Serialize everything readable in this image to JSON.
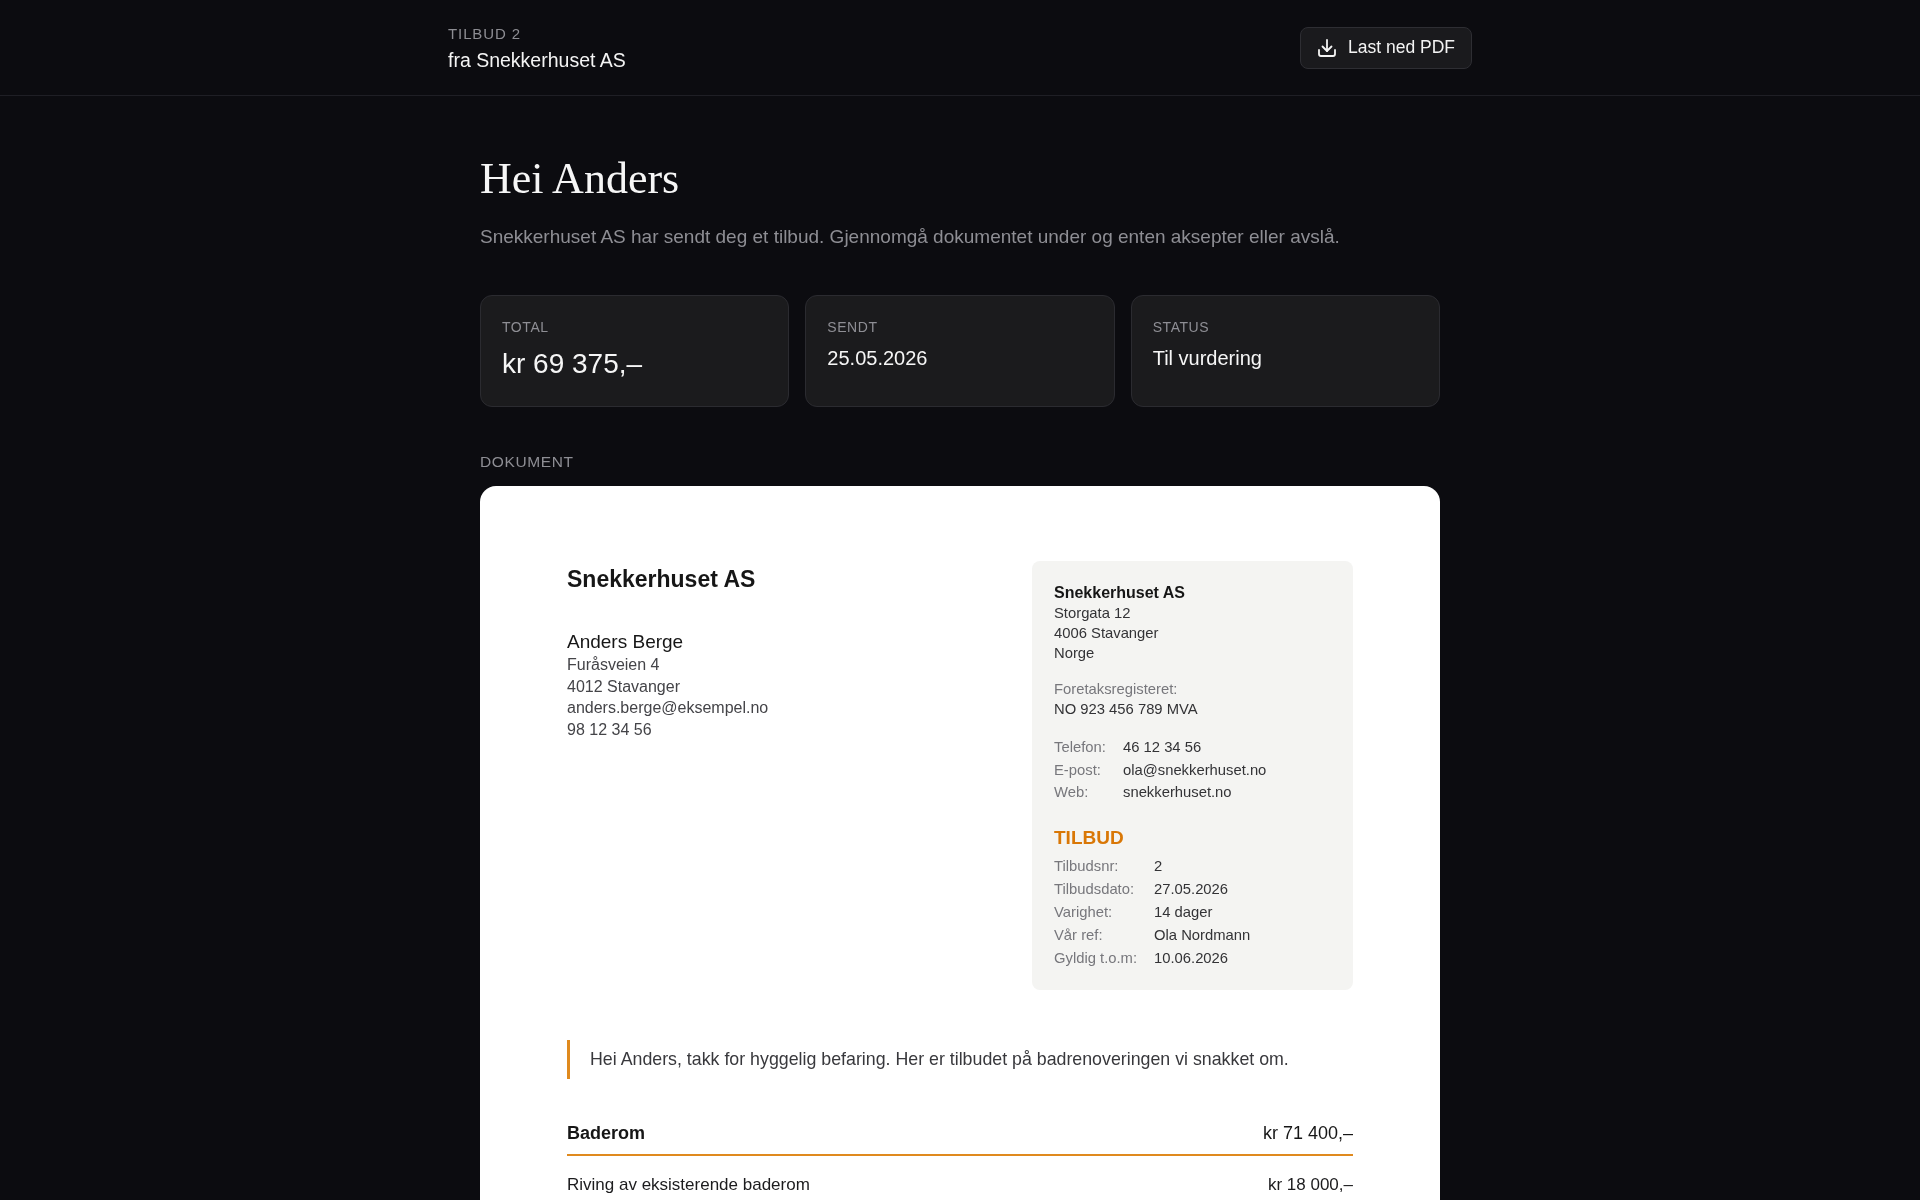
{
  "header": {
    "eyebrow": "TILBUD 2",
    "title": "fra Snekkerhuset AS",
    "download_button": "Last ned PDF"
  },
  "greeting": {
    "heading": "Hei Anders",
    "intro": "Snekkerhuset AS har sendt deg et tilbud. Gjennomgå dokumentet under og enten aksepter eller avslå."
  },
  "summary_cards": [
    {
      "label": "TOTAL",
      "value": "kr 69 375,–",
      "kind": "amount"
    },
    {
      "label": "SENDT",
      "value": "25.05.2026",
      "kind": "text"
    },
    {
      "label": "STATUS",
      "value": "Til vurdering",
      "kind": "text"
    }
  ],
  "document_section": {
    "label": "DOKUMENT",
    "document": {
      "company_name": "Snekkerhuset AS",
      "recipient": {
        "name": "Anders Berge",
        "lines": [
          "Furåsveien 4",
          "4012 Stavanger",
          "anders.berge@eksempel.no",
          "98 12 34 56"
        ]
      },
      "company_box": {
        "name": "Snekkerhuset AS",
        "address_lines": [
          "Storgata 12",
          "4006 Stavanger",
          "Norge"
        ],
        "registry_label": "Foretaksregisteret:",
        "registry_value": "NO 923 456 789 MVA",
        "contacts": [
          {
            "label": "Telefon:",
            "value": "46 12 34 56"
          },
          {
            "label": "E-post:",
            "value": "ola@snekkerhuset.no"
          },
          {
            "label": "Web:",
            "value": "snekkerhuset.no"
          }
        ],
        "offer_title": "TILBUD",
        "offer_details": [
          {
            "label": "Tilbudsnr:",
            "value": "2"
          },
          {
            "label": "Tilbudsdato:",
            "value": "27.05.2026"
          },
          {
            "label": "Varighet:",
            "value": "14 dager"
          },
          {
            "label": "Vår ref:",
            "value": "Ola Nordmann"
          },
          {
            "label": "Gyldig t.o.m:",
            "value": "10.06.2026"
          }
        ]
      },
      "note": "Hei Anders, takk for hyggelig befaring. Her er tilbudet på badrenoveringen vi snakket om.",
      "sections": [
        {
          "title": "Baderom",
          "amount": "kr 71 400,–",
          "lines": [
            {
              "description": "Riving av eksisterende baderom",
              "amount": "kr 18 000,–"
            }
          ]
        }
      ]
    }
  }
}
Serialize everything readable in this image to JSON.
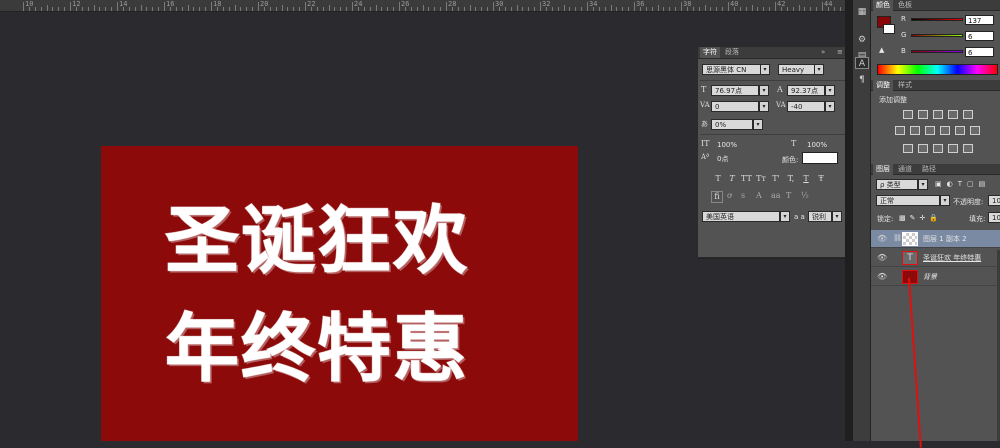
{
  "ruler": {
    "labels": [
      "10",
      "12",
      "14",
      "16",
      "18",
      "20",
      "22",
      "24",
      "26",
      "28",
      "30",
      "32",
      "34",
      "36",
      "38",
      "40",
      "42",
      "44"
    ]
  },
  "document": {
    "line1": "圣诞狂欢",
    "line2": "年终特惠",
    "bg_color": "#8c0a0a"
  },
  "panels": {
    "top_tabs": [
      "颜色",
      "色板"
    ],
    "color": {
      "r_label": "R",
      "r_value": "137",
      "g_label": "G",
      "g_value": "6",
      "b_label": "B",
      "b_value": "6",
      "foreground": "#890606"
    },
    "adjust_tabs": [
      "调整",
      "样式"
    ],
    "adjust_title": "添加调整",
    "layers_tabs": [
      "图层",
      "通道",
      "路径"
    ],
    "kind_label": "ρ 类型",
    "blend_mode": "正常",
    "opacity_label": "不透明度:",
    "opacity_value": "100",
    "lock_label": "锁定:",
    "fill_label": "填充:",
    "fill_value": "100",
    "layers": [
      {
        "name": "图层 1 副本 2",
        "type": "image"
      },
      {
        "name": "圣诞狂欢 年终特惠",
        "type": "text"
      },
      {
        "name": "背景",
        "type": "background"
      }
    ]
  },
  "character_panel": {
    "tabs": [
      "字符",
      "段落"
    ],
    "font_family": "思源黑体 CN",
    "font_style": "Heavy",
    "font_size": "76.97点",
    "leading": "92.37点",
    "kerning": "0",
    "tracking": "-40",
    "baseline_scale": "0%",
    "vertical_scale": "100%",
    "horizontal_scale": "100%",
    "baseline_shift": "0点",
    "color_label": "颜色:",
    "language": "美国英语",
    "aa_label": "a a",
    "anti_alias": "锐利",
    "type_buttons": [
      "T",
      "T",
      "TT",
      "Tт",
      "T'",
      "T,",
      "T",
      "Ŧ"
    ]
  }
}
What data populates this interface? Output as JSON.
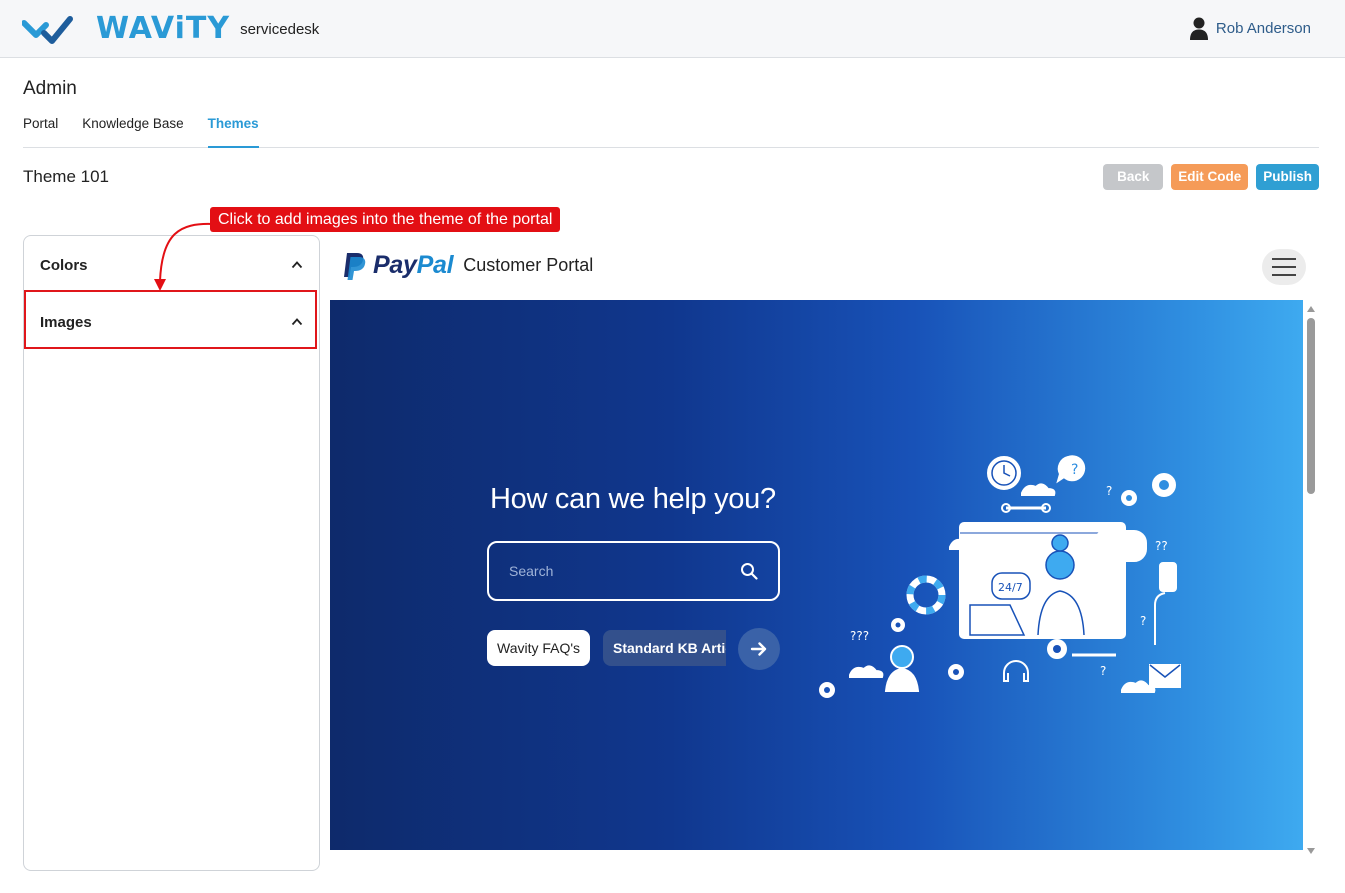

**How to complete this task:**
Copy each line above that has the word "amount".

**The completed task:**
      "kind": "amount"
          "amount": "kr 71 400,–",
              "amount": "kr 18 000,–"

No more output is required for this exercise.